Why are proposals to expand coverage so difficult? The problem begins with lobbyists formulating language for lawmakers in order to undermine the relationship between clinicians and patients through subterfuge, such as that created by convoluting terms such as ‘providers’ so that hospitals and health insurance corporations are defined as equal to physicians. However, corporations are not equivalent to healthcare providers and in many states, doing so is illegal. Corporations are, at best, facilitators of healthcare provision. Healthcare management companies then should not engage in patient care as if they were providers. When they do we all suffer. Here is why:
The theory goes that a single payor system would yield immediate cost savings in the form of price fixing for services, including salaries. Physicians and other healthcare workers increasingly beholden to governmental oversight through benchmarking fear further loss of revenue and control as a result of the increased scrutiny required to justify current salaries. In reality, the impact on physician practices does not need to be a requirement of a single payor system and clinicians could still elect to opt out of the system if they so chose. The true cost savings are not in these relative small margins of private practices or even in slightly higher margins from affiliated outpatient surgi-centers, but in larger health system hospitals and in private insurers. Read on to find out why.

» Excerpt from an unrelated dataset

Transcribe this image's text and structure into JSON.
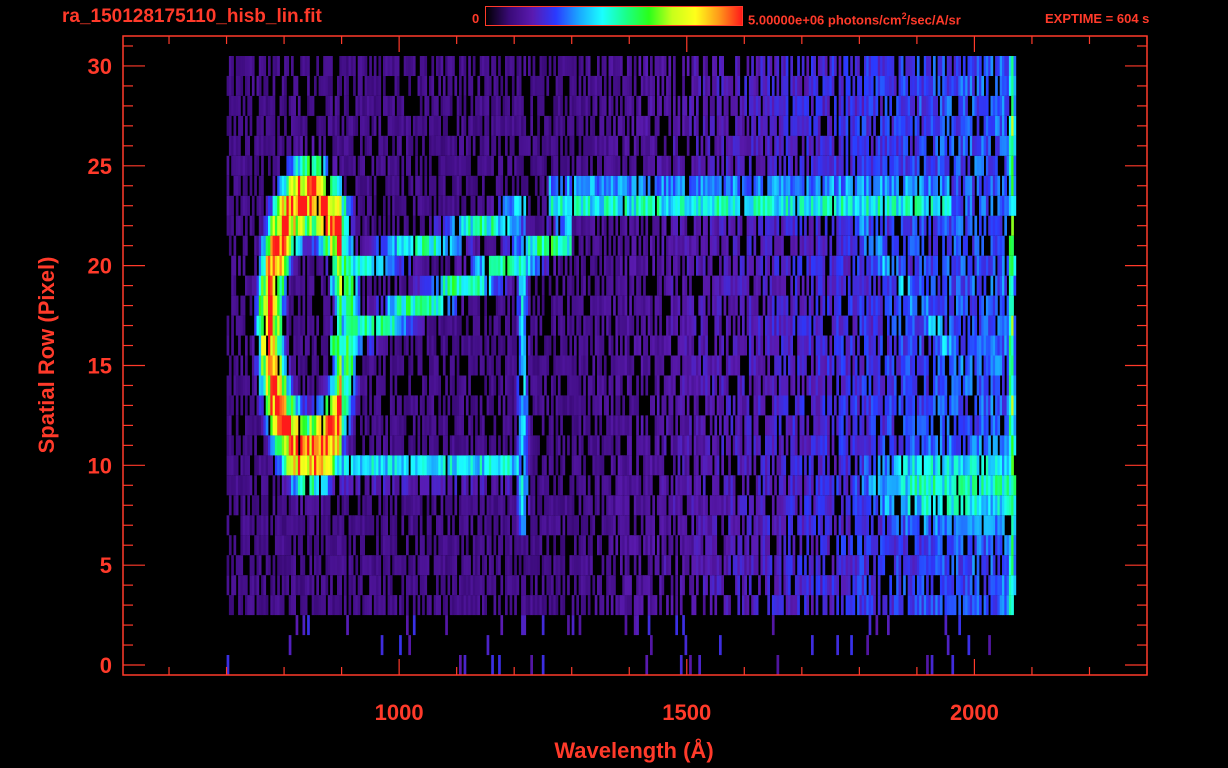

The major generators of cost for medical care are not physicians and clinicians involved with routine patient contact and treatment. The highest costs are generated by the use of facilities, medico-legally driven unjustifiable overuse of unaffordable interventions and unchecked resource utilization. Consider the potential savings from eliminating the incentive for revenue generation from publicly traded large cap (market capitalization of over $10 billion) such as Aetna, Alfac, Anthem, Humana and United Health Group. The administrative costs of operating these private health insurances include multi-million dollar salaries that have never been proven to increase the health state of patients. Given the lobbying power and marketing ability of those powerful corporations, it should not come as a surprise that the messages that filter down to the electorate is often one of fear that assuming the cost of care would be too great for taxpayers to bear. The irony of the argument of course, is that taxpayers are a major source of the revenue for large cap health insurers such that we are already paying for the unaffordable system of healthcare we frightened into not funding. In fact, there is no justification in terms of health outcomes for administrative costs to comprise the bulk of health expenditures whether considering a corporate management group of any portion of the health care system. Costs should be determined by clinicians having contact with patients and their clinically indicated need for utilization of resources. Cutting out the ‘middle man’ is an essential element to achieving reasonable reductions in cost and finding affordable solutions to rising healthcare costs.